- Pay down existing debt: Even if you have never missed a payment, a large debt load will lower your score. Explore ways you can lower your interest rates and free up cash to make more than the minimum payments.
- Avoid taking on additional debt: Besides paying down existing debt, make an effort to not take on more debt in the future. For revolving credit, ideally you should not charge more than you can pay off in full the next month, but at the very least, try to keep the balance well under half of the credit limit.
- Check your report for errors: Many reports contain score-lowering errors. Check your credit report from the three bureaus at least annually, and send a dispute letter to them if you notice any errors. You can get a free copy of your report once a year from the Annual Credit Report Request Service.
- Keep your old accounts: A long credit history with the same accounts indicates stability.
- Limit balance transfers: While transferring balances to “teaser rate” cards can be a way to efficiently get out of debt, it can also have a detrimental effect on your credit score. The accounts will be new and likely have balances close to the limit to maximize the advantage of the low rate – two factors that lower your score.
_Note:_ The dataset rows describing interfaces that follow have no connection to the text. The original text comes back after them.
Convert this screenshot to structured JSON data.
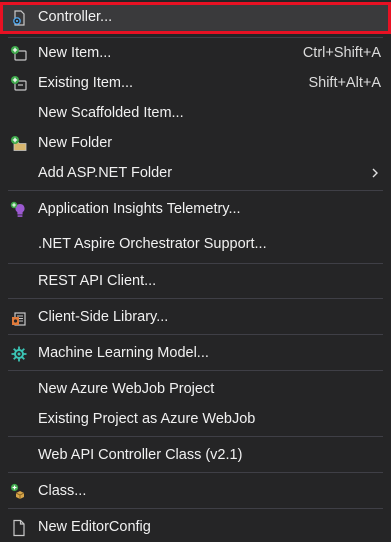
{
  "menu": {
    "items": [
      {
        "label": "Controller...",
        "shortcut": "",
        "icon": "controller-icon"
      },
      {
        "label": "New Item...",
        "shortcut": "Ctrl+Shift+A",
        "icon": "new-item-icon"
      },
      {
        "label": "Existing Item...",
        "shortcut": "Shift+Alt+A",
        "icon": "existing-item-icon"
      },
      {
        "label": "New Scaffolded Item...",
        "shortcut": "",
        "icon": ""
      },
      {
        "label": "New Folder",
        "shortcut": "",
        "icon": "new-folder-icon"
      },
      {
        "label": "Add ASP.NET Folder",
        "shortcut": "",
        "icon": "",
        "submenu": true
      },
      {
        "label": "Application Insights Telemetry...",
        "shortcut": "",
        "icon": "app-insights-icon"
      },
      {
        "label": ".NET Aspire Orchestrator Support...",
        "shortcut": "",
        "icon": ""
      },
      {
        "label": "REST API Client...",
        "shortcut": "",
        "icon": ""
      },
      {
        "label": "Client-Side Library...",
        "shortcut": "",
        "icon": "client-library-icon"
      },
      {
        "label": "Machine Learning Model...",
        "shortcut": "",
        "icon": "ml-model-icon"
      },
      {
        "label": "New Azure WebJob Project",
        "shortcut": "",
        "icon": ""
      },
      {
        "label": "Existing Project as Azure WebJob",
        "shortcut": "",
        "icon": ""
      },
      {
        "label": "Web API Controller Class (v2.1)",
        "shortcut": "",
        "icon": ""
      },
      {
        "label": "Class...",
        "shortcut": "",
        "icon": "add-class-icon"
      },
      {
        "label": "New EditorConfig",
        "shortcut": "",
        "icon": "file-icon"
      }
    ],
    "submenu_icon": "chevron-right-icon",
    "colors": {
      "background": "#252526",
      "highlight_border": "#e81123",
      "text": "#f1f1f1",
      "separator": "#3f3f46"
    }
  }
}
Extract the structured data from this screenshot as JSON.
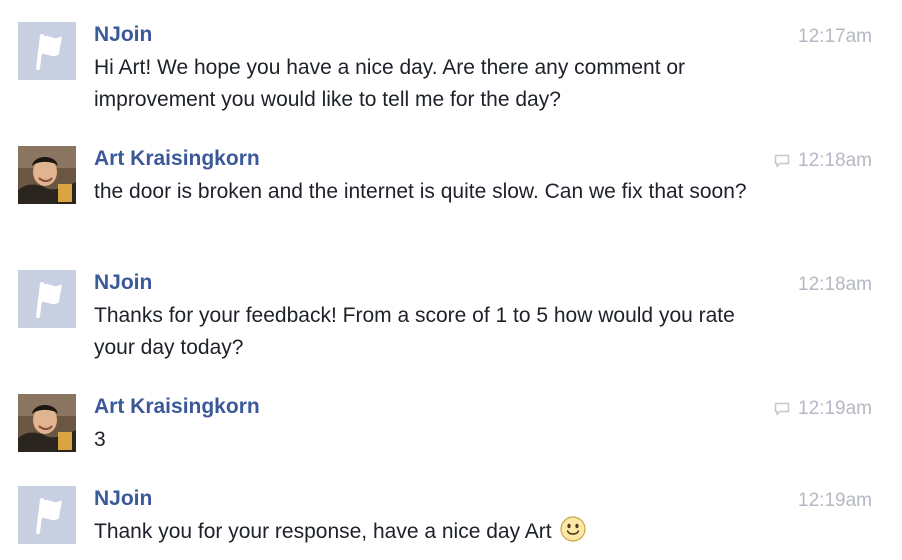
{
  "messages": [
    {
      "sender": "NJoin",
      "text": "Hi Art! We hope you have a nice day. Are there any comment or improvement you would like to tell me for the day?",
      "time": "12:17am",
      "avatar": "page-flag-icon",
      "seen_icon": false
    },
    {
      "sender": "Art Kraisingkorn",
      "text": "the door is broken and the internet is quite slow. Can we fix that soon?",
      "time": "12:18am",
      "avatar": "user-photo",
      "seen_icon": true
    },
    {
      "sender": "NJoin",
      "text": "Thanks for your feedback! From a score of 1 to 5 how would you rate your day today?",
      "time": "12:18am",
      "avatar": "page-flag-icon",
      "seen_icon": false
    },
    {
      "sender": "Art Kraisingkorn",
      "text": "3",
      "time": "12:19am",
      "avatar": "user-photo",
      "seen_icon": true
    },
    {
      "sender": "NJoin",
      "text": "Thank you for your response, have a nice day Art",
      "time": "12:19am",
      "avatar": "page-flag-icon",
      "seen_icon": false,
      "emoji": "smiley-icon"
    }
  ],
  "colors": {
    "sender_name": "#3b5998",
    "message_text": "#1d2129",
    "timestamp": "#b4b8c2",
    "page_avatar_bg": "#c7cfe1"
  }
}
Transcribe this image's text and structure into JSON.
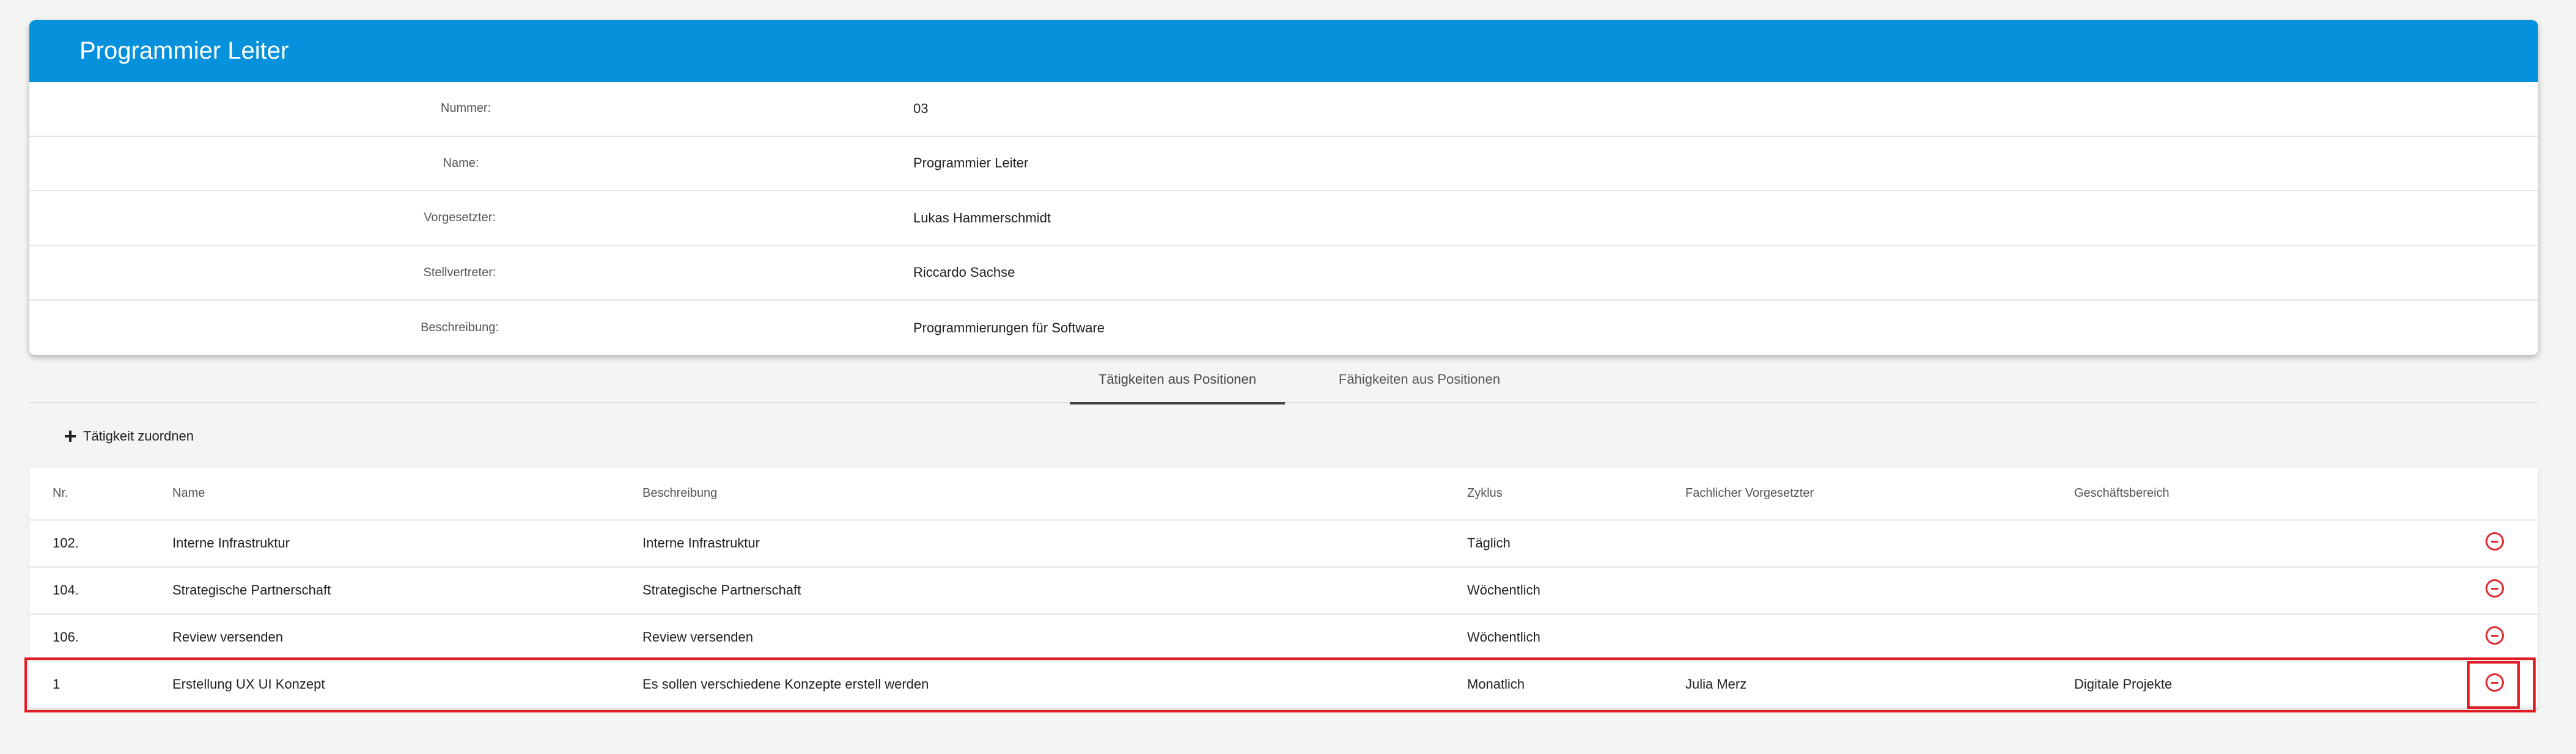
{
  "header": {
    "title": "Programmier Leiter"
  },
  "details": [
    {
      "label": "Nummer:",
      "value": "03"
    },
    {
      "label": "Name:",
      "value": "Programmier Leiter"
    },
    {
      "label": "Vorgesetzter:",
      "value": "Lukas Hammerschmidt"
    },
    {
      "label": "Stellvertreter:",
      "value": "Riccardo Sachse"
    },
    {
      "label": "Beschreibung:",
      "value": "Programmierungen für Software"
    }
  ],
  "tabs": [
    {
      "label": "Tätigkeiten aus Positionen",
      "active": true
    },
    {
      "label": "Fähigkeiten aus Positionen",
      "active": false
    }
  ],
  "actions": {
    "add_label": "Tätigkeit zuordnen"
  },
  "table": {
    "columns": [
      "Nr.",
      "Name",
      "Beschreibung",
      "Zyklus",
      "Fachlicher Vorgesetzter",
      "Geschäftsbereich"
    ],
    "rows": [
      {
        "nr": "102.",
        "name": "Interne Infrastruktur",
        "beschreibung": "Interne Infrastruktur",
        "zyklus": "Täglich",
        "vorgesetzter": "",
        "bereich": ""
      },
      {
        "nr": "104.",
        "name": "Strategische Partnerschaft",
        "beschreibung": "Strategische Partnerschaft",
        "zyklus": "Wöchentlich",
        "vorgesetzter": "",
        "bereich": ""
      },
      {
        "nr": "106.",
        "name": "Review versenden",
        "beschreibung": "Review versenden",
        "zyklus": "Wöchentlich",
        "vorgesetzter": "",
        "bereich": ""
      },
      {
        "nr": "1",
        "name": "Erstellung UX UI Konzept",
        "beschreibung": "Es sollen verschiedene Konzepte erstell werden",
        "zyklus": "Monatlich",
        "vorgesetzter": "Julia Merz",
        "bereich": "Digitale Projekte"
      }
    ]
  },
  "icons": {
    "remove": "minus-circle-icon",
    "add": "plus-icon"
  },
  "colors": {
    "header_bg": "#0591db",
    "remove_icon": "#e0282e",
    "highlight": "#e01b24"
  }
}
- Avoid excess credit applications: When you apply for credit, your score decreases just a bit. If you do it frequently, a creditor may see it as a sign that you need to rely on credit to pay your obligations.
- Be patient: It may feel like credit mistakes can haunt you forever, but remember that your payment history from the past two years is much more important than what happened before that. Also keep in mind that most negative information is removed from your report after seven years.
Obtaining your score
When you apply for credit, the creditor may provide you with your score at no cost. Otherwise, if you want to see your score, you typically have to pay for it. There are a variety of services that sell different types of credit scores, so when you are purchasing your score, it is extremely important to pay attention to what exactly you are getting. Since it is the mostly widely used, it generally makes the most sense to purchase your FICO score. However, even then, keep in mind that you may not be seeing the exact same score a lender will see. (There are different versions of the FICO score available. Additionally, there are many creditors that use an internally-created scoring model in conjunction with or in lieu of the FICO score.) Checking your credit score can be helpful if you are planning to get a mortgage or car loan soon and want to have an idea if you will get approved or qualify for the best interest rate. Otherwise, you may just want to stick with checking your credit report, which is available for free. Remember, your score is based on the information that is in your report.
Fair Isaac Corporation
Annual Credit Report Request Service
Revised January 2016.